Role of Leadership in Nursing

General Role of Nurses

Unlike the medical doctor, whose primary role is one of diagnosis and treatment, the role of the nurse can be thought of in terms of caring, healing and actually dealing with the patient on an intimate basis as he or she goes through the process of improving their health. This necessarily makes the nurse responsible for the physical, mental, emotional and sometimes spiritual well-being of the patient. In order to effectively accomplish their mission, however, the nurse must not only act as an administrator of care, but also as a leader in general well-being. This is the philosophy espoused by one of the major theorists in nursing, Sister Calista Roy. According to Roy, the role of the nurse is to function as a facilitator of the patient's own natural ability to adapt to injury and illness.

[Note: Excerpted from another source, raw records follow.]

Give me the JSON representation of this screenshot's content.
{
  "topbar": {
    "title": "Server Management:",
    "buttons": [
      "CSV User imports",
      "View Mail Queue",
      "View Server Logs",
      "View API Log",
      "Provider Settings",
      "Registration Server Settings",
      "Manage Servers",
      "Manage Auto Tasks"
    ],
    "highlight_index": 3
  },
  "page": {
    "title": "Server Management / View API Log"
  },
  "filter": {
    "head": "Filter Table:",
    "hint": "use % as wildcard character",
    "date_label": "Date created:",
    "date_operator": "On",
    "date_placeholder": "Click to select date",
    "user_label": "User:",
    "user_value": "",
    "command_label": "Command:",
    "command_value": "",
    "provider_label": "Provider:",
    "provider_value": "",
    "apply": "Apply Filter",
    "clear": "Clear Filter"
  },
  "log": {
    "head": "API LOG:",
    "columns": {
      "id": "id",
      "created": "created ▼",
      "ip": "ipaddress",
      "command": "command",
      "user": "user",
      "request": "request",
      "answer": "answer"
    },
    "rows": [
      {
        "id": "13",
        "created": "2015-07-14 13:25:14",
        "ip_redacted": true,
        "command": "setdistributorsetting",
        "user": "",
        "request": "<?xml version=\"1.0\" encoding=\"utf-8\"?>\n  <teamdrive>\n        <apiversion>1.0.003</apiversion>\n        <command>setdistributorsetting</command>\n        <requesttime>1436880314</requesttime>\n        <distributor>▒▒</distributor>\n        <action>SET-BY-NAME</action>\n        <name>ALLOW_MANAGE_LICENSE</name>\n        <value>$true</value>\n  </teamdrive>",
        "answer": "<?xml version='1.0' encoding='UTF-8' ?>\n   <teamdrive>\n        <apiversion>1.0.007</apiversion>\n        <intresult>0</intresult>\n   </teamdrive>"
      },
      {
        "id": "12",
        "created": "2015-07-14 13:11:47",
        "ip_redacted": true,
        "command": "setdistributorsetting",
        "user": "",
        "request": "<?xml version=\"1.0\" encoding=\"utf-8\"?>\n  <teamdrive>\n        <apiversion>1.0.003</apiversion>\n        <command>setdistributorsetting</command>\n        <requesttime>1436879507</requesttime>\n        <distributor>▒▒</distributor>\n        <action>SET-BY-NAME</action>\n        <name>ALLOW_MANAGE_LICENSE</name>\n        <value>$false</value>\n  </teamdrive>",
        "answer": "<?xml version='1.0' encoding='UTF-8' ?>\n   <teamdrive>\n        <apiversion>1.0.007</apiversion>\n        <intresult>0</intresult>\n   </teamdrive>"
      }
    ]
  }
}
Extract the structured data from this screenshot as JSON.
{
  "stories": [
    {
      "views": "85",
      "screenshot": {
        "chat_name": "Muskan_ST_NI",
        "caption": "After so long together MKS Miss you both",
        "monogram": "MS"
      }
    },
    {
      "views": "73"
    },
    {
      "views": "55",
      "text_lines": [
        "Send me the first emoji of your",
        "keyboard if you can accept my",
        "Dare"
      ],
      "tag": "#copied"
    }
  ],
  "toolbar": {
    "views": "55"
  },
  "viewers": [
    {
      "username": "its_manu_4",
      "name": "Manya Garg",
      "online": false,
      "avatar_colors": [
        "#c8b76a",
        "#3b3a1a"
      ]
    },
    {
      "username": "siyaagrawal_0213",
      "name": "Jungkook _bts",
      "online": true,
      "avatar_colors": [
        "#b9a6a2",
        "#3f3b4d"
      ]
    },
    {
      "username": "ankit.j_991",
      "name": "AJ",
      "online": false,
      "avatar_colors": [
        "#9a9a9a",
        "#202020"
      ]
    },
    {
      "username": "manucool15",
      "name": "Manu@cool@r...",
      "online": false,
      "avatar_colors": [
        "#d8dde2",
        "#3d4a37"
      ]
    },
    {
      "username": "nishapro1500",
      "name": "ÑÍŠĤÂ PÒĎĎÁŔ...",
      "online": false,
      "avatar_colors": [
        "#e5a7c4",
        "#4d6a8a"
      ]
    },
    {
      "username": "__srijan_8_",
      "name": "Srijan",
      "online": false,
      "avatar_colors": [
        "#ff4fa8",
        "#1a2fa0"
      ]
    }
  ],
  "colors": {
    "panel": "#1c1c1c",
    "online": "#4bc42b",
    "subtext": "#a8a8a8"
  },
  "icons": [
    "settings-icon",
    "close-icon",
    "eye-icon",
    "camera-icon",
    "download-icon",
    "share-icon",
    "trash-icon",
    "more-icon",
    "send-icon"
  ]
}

This dynamic model sees nurses in what is essentially a leadership capacity, bringing their knowledge, expertise, techniques and compassion to guide the patient toward good health.

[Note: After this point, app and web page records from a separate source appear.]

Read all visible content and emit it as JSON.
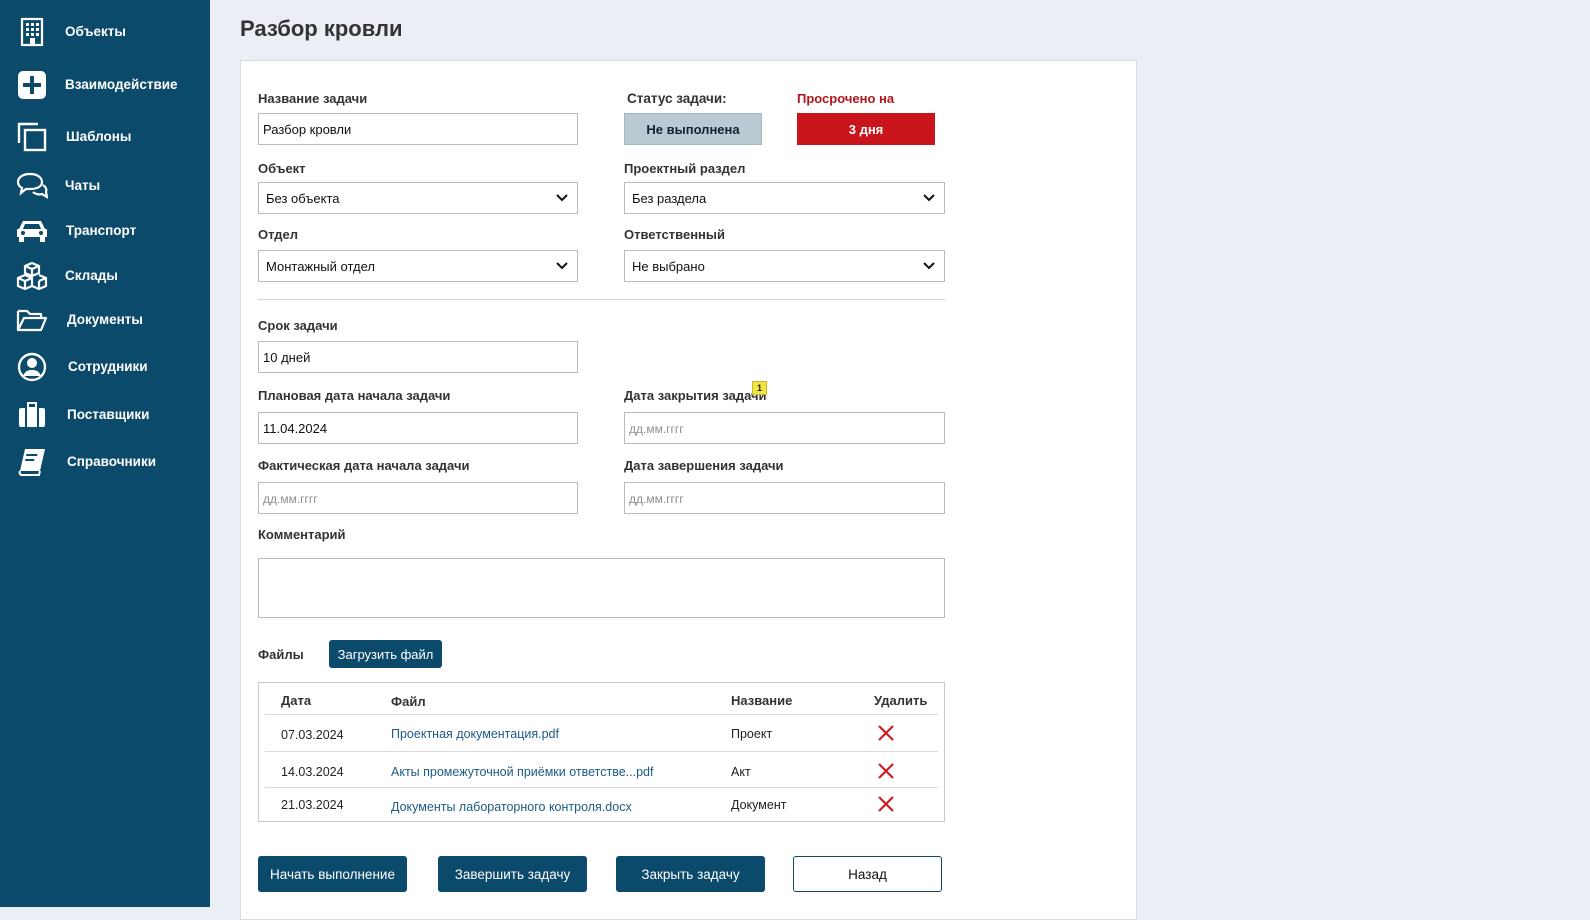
{
  "sidebar": {
    "items": [
      {
        "label": "Объекты",
        "icon": "building-icon"
      },
      {
        "label": "Взаимодействие",
        "icon": "plus-square-icon"
      },
      {
        "label": "Шаблоны",
        "icon": "copy-icon"
      },
      {
        "label": "Чаты",
        "icon": "chat-bubbles-icon"
      },
      {
        "label": "Транспорт",
        "icon": "car-icon"
      },
      {
        "label": "Склады",
        "icon": "boxes-icon"
      },
      {
        "label": "Документы",
        "icon": "folder-icon"
      },
      {
        "label": "Сотрудники",
        "icon": "user-circle-icon"
      },
      {
        "label": "Поставщики",
        "icon": "briefcase-icon"
      },
      {
        "label": "Справочники",
        "icon": "book-icon"
      }
    ]
  },
  "page": {
    "title": "Разбор кровли"
  },
  "form": {
    "task_name": {
      "label": "Название задачи",
      "value": "Разбор кровли"
    },
    "status": {
      "label": "Статус задачи:",
      "value": "Не выполнена"
    },
    "overdue": {
      "label": "Просрочено на",
      "value": "3 дня"
    },
    "object": {
      "label": "Объект",
      "value": "Без объекта"
    },
    "project_section": {
      "label": "Проектный раздел",
      "value": "Без раздела"
    },
    "department": {
      "label": "Отдел",
      "value": "Монтажный отдел"
    },
    "responsible": {
      "label": "Ответственный",
      "value": "Не выбрано"
    },
    "deadline": {
      "label": "Срок задачи",
      "value": "10 дней"
    },
    "planned_start": {
      "label": "Плановая дата начала задачи",
      "value": "11.04.2024"
    },
    "close_date": {
      "label": "Дата закрытия задачи",
      "placeholder": "дд.мм.гггг",
      "badge": "1"
    },
    "actual_start": {
      "label": "Фактическая дата начала задачи",
      "placeholder": "дд.мм.гггг"
    },
    "finish_date": {
      "label": "Дата завершения задачи",
      "placeholder": "дд.мм.гггг"
    },
    "comment": {
      "label": "Комментарий",
      "value": ""
    }
  },
  "files": {
    "label": "Файлы",
    "upload_button": "Загрузить файл",
    "columns": {
      "date": "Дата",
      "file": "Файл",
      "name": "Название",
      "delete": "Удалить"
    },
    "rows": [
      {
        "date": "07.03.2024",
        "file": "Проектная документация.pdf",
        "name": "Проект"
      },
      {
        "date": "14.03.2024",
        "file": "Акты промежуточной приёмки ответстве...pdf",
        "name": "Акт"
      },
      {
        "date": "21.03.2024",
        "file": "Документы лабораторного контроля.docx",
        "name": "Документ"
      }
    ]
  },
  "actions": {
    "start": "Начать выполнение",
    "complete": "Завершить задачу",
    "close": "Закрыть задачу",
    "back": "Назад"
  },
  "colors": {
    "sidebar": "#0c4a6b",
    "primary_button": "#0c4a6b",
    "overdue": "#c9141b",
    "status_chip": "#b9cad3",
    "delete_icon": "#d11a22",
    "link": "#1c5b86"
  }
}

Leadership Specifics

Susan O. Valentine of the University of North Carolina writes that nursing can best take advantage of current medical knowledge and recent technological advancements by adopting a "transformational leadership approach." Through this approach, the nurse becomes instrumental in leading the charge toward more effective care in the clinical setting. She mentions, for example, how simply being beside a patient's bed for up to 24 hours makes the nurse the first line of leadership in ensuring well-being. They are often called upon to make instant life-saving decisions before a doctor can be called on scene. Furthermore, they are also often in charge of deciding how best to approach a patient when it comes to sensitive issues revolving around care. Combined with functioning as a sort of liaison between patient and doctor, the nurse must be a master of interpersonal relationships and show leadership in order to get the job done.

Other Forms of Leadership

In addition to the transformational approach, there is also the idea of "quantum leadership," for which nurses seem especially suited. This theory sees leadership within any organization or group as emerging from various places and at different levels within hierarchies. For example, a nurse administrator might set a hospital's overall policy when it comes to nursing, while the nurse in the emergency room can show effective leadership when patients suffering from life-threatening wounds are brought in. While some nurses may have more prestige and recognition within this understanding, all of them form an integral part of overall function and act as leaders in their own right.

Theory and Practice

Beyond the idea of nurses as transformational leaders, affecting all aspects of care and inspiring each other, other staff and the patients themselves, they can also lead in terms of an advancement of the theory and practice of nursing. Many notable theorists of the 20th century have led the way in redefining what it means to be both a nurse and a leader. Such leadership requires both careful scholarship and insightful imagination, requiring the grandest of efforts in order to be the sort of paradigm shift needed to advance the discipline.

Future

An example of this leadership can be found in the work of Hildegard Peplau, who wrote "Interpersonal Relations in Nursing," first published in 1952. Her work centered on the various roles taken by nurses, including what she called the "active leadership role." In that role, the nurse becomes primarily responsible for ensuring that the patient reaches the treatment goals which have been prescribed. Aside from helping to define the leadership roles of nurses, she also helped push the envelope when it came to adapting many of the insights obtained in psychology to the field of nursing.

It is precisely that incorporation of new knowledge that makes it possible for nurses to lead in the intellectual capacity as well as the others described previously. From that starting point of theory, as Peplau shows, the nurse leader is able to apply what is effective and what is not when it comes to practice, thus helping to shape both the future of the profession and the well-being of all patients. Nurses and nursing in general tends to evoke images of humble service and caring for the sick and infirm through compassion and love. Such things, while noble, usually do not seem to imply leadership, yet the reality is that nursing as both an art and a science is built upon the idea of leadership, not through force but through example.